1. LLC Board of Managers
2. Member vs. Manager-Managed LLC
3. Operating Agreement

LLC Board of Managers

LLC Board of Managers are those managers who are in charge of the daily operations of an LLC. There are a few ways in which you can choose to manage your LLC. An LLC is owned by one or more members. There can also be more than one class of members, with each class having different rights. For example, some members might have more responsibility in terms of decision-making than other members. Some additional examples of membership in an LLC include:

• 2 or more family members owning a family business

• 2 or more unrelated parties entering into a joint venture

• A single-member LLC in which one person has complete management control over the LLC

• A multi-member LLC in which one or more members are chosen to manage the LLC (member-managed LLC)

• A multi-member LLC in which an outside manager is chosen to manage the LLC (manager-managed LLC)

Keep in mind that all member and manager decisions should be detailed in the LLC operating agreement. This agreement is a legally binding agreement that can be used throughout the LLC’s lifetime, particularly if the LLC should face any potential legal disputes among members, or involving third parties.

Member vs. Manager-Managed LLC

As previously noted, the owners of an LLC are referred to as members. An LLC can be formed with one member or multiple members. The default provisions of state LLC laws generally indicate that the members will act as the managers in the LLC, and will have the decision-making powers equally. Furthermore, state laws also provide that each member will hold equal rights to the LLC. Therefore, if you want certain members to have more ownership percentage than others, this must be laid out in the operating agreement.

If operating a multi-member LLC, the members can designate one or more members to operate as the managers of the LLC. Such information should be identified in the Articles of Organization as well as the Operating Agreement. Be mindful that not all states require that you submit an Operating Agreement, but the Articles of Organization is a requirement in most states.

Since LLC laws offer greater flexibility than other types of business structures, your LLC can designate certain members with different responsibilities, meaning that one member might have responsibility over employee oversight, whereas another member might have responsibility for entering into loan agreements.

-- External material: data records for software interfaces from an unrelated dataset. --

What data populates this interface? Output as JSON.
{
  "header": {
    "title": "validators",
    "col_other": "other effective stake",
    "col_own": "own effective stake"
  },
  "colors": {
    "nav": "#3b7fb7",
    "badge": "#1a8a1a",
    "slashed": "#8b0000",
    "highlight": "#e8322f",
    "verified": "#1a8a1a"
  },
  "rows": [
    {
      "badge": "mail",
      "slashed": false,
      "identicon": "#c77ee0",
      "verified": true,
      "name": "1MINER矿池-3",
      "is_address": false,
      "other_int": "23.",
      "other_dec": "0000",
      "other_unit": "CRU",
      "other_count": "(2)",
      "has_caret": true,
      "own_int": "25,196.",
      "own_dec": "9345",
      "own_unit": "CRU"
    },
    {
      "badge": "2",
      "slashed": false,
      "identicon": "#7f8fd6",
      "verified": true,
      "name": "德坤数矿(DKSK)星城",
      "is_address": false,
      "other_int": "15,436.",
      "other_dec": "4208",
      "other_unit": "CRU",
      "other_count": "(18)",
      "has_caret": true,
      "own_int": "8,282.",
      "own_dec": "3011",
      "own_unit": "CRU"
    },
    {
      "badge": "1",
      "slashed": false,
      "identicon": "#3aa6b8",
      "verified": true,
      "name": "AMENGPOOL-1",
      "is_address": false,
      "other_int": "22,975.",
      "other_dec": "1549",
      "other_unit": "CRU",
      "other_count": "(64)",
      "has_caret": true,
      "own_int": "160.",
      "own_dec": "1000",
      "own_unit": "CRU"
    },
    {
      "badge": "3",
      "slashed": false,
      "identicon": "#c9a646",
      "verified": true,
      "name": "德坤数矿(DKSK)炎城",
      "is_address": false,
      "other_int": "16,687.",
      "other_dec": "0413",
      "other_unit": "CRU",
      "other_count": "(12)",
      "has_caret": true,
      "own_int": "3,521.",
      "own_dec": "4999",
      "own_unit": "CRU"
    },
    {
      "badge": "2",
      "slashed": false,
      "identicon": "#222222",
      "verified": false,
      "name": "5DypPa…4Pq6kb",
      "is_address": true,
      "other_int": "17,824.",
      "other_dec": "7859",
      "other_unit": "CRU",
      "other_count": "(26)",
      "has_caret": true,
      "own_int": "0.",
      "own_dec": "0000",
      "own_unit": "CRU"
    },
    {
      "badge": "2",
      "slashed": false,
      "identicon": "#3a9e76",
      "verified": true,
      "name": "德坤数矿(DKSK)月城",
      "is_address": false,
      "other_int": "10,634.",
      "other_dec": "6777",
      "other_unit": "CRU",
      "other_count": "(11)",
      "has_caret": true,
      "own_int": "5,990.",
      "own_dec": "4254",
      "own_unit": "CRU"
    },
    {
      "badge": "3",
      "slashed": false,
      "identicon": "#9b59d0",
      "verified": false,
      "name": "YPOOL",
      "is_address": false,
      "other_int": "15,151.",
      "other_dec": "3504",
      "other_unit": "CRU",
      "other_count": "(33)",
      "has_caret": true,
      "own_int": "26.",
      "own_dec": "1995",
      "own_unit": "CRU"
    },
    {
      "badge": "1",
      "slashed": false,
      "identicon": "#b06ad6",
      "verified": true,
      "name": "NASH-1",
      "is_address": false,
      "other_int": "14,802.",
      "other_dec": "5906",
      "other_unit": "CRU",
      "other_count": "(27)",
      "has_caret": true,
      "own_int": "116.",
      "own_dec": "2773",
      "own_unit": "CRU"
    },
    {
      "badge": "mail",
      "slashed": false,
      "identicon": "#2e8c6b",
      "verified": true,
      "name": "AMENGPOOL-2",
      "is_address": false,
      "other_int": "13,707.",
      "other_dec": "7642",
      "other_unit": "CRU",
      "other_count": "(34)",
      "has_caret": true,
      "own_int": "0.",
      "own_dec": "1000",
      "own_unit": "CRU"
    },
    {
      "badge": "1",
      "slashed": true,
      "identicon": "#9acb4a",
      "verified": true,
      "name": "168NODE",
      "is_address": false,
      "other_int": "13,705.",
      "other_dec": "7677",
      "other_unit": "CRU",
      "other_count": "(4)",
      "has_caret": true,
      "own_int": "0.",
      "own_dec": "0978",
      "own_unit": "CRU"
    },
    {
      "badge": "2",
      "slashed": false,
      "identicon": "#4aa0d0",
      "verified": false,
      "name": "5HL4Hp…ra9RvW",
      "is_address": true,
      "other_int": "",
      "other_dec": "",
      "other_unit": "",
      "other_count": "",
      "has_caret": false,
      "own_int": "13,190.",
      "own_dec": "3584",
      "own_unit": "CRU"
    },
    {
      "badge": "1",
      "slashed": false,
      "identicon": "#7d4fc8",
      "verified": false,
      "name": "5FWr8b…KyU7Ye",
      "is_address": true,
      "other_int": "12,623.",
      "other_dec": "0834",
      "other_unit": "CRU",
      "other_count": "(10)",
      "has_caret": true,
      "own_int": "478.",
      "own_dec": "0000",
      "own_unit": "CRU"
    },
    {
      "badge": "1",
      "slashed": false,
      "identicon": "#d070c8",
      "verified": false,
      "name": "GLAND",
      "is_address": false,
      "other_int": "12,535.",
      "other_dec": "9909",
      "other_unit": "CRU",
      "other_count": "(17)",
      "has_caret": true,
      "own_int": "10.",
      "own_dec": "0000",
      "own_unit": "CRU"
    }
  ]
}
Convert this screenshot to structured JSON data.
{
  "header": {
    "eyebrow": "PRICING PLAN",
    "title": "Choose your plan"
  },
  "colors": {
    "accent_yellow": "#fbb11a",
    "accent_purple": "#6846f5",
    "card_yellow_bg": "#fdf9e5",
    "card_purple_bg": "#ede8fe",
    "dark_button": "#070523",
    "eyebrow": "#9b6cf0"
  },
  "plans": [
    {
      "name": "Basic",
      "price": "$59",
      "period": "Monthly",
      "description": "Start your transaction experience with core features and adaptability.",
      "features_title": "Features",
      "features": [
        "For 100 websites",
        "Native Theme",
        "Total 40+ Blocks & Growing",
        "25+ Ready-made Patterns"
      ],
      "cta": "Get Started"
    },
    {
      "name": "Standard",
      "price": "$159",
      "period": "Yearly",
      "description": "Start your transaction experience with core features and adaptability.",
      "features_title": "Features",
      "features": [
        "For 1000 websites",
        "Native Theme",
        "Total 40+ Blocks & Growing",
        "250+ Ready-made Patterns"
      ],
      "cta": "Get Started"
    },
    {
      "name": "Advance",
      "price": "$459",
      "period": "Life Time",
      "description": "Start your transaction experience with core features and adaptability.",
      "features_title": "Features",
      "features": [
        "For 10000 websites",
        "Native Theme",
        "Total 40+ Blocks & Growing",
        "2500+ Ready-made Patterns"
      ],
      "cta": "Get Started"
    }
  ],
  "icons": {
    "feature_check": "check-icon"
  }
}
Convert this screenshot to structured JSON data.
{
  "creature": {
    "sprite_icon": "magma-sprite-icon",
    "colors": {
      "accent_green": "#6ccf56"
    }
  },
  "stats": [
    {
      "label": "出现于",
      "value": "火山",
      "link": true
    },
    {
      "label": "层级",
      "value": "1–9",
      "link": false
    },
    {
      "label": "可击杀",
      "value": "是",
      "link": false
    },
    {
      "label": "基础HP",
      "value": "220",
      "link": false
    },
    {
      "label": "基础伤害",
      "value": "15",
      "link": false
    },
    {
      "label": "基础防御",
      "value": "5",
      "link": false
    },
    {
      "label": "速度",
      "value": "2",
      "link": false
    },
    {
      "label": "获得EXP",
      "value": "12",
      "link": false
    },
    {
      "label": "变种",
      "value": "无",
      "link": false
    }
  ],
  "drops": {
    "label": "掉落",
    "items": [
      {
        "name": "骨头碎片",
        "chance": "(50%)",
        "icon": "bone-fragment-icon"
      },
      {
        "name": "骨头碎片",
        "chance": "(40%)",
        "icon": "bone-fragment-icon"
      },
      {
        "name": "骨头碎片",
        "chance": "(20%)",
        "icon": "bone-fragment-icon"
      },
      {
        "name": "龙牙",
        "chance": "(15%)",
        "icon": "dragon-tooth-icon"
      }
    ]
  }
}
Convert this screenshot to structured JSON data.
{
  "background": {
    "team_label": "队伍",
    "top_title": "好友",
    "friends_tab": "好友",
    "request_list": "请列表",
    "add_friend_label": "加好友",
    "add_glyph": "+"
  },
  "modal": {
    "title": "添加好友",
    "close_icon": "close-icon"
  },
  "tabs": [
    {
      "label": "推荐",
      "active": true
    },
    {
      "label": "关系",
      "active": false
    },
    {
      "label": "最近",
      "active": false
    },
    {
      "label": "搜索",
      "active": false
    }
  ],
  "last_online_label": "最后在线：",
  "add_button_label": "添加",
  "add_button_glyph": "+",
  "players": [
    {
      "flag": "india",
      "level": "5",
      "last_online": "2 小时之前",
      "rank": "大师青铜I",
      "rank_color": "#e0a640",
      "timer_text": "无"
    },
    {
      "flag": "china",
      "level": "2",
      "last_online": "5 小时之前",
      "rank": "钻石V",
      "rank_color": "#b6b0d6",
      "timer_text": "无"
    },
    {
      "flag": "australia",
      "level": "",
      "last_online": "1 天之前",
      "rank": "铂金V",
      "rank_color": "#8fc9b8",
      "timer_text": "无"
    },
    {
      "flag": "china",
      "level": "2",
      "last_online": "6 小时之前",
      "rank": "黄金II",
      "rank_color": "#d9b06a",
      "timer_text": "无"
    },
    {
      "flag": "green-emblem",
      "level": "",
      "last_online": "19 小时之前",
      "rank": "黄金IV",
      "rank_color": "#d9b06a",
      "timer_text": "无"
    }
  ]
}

Such responsibility will need to be agreed upon (majority vote) by the LLC members. You can give members titles such as Vice President or Treasurer to help differentiate their duties. In this sense, the LLC is somewhat operating as a corporation by having such titles for different members.

Another item of consideration for managing your LLC is to have a Board of Directors or Board of Managers. The Board can then appoint officers, who are generally non-members that help oversee the daily operations of the LLC. If hiring non-members to act as officers/managers, you should remember that these individuals must sign certain documents to prevent future disputes.

Operating Agreement

As of December 2010, only 2 states require an LLC to have an operating agreement – Missouri and New York. However, it is very important, particularly for multi-member LLCs, to draft this agreement. Specifically, the operating agreement can be used in potential legal disputes that your LLC might face at some point during its lifetime. Furthermore, a financial lender might require proof of an operating agreement prior to entering into a loan agreement. Similarly, a lender or government agency might require proof of authority to act on the LLC’s behalf.

There are many items that can be included in the operating agreement, including, but not limited to:

• How the sale of property will be handled

• Financing decisions

• Capital budgeting

• Capital expenditures

• Decisions regarding bankruptcy of the LLC

• The process of a member selling his or her interest in the LLC

• Adding a new member to the LLC

• What happens if a member goes bankrupt or dies

If you need help learning more about the role of the Board of Managers in an LLC, you can post your legal need on UpCounsel’s marketplace. UpCounsel accepts only the top 5-percent of lawyers to its site. Lawyers on UpCounsel come from law schools such as Harvard Law and Yale Law, and average 14 years of legal experience, including work with, or on behalf of companies like Google, Menlo Ventures, and Airbnb.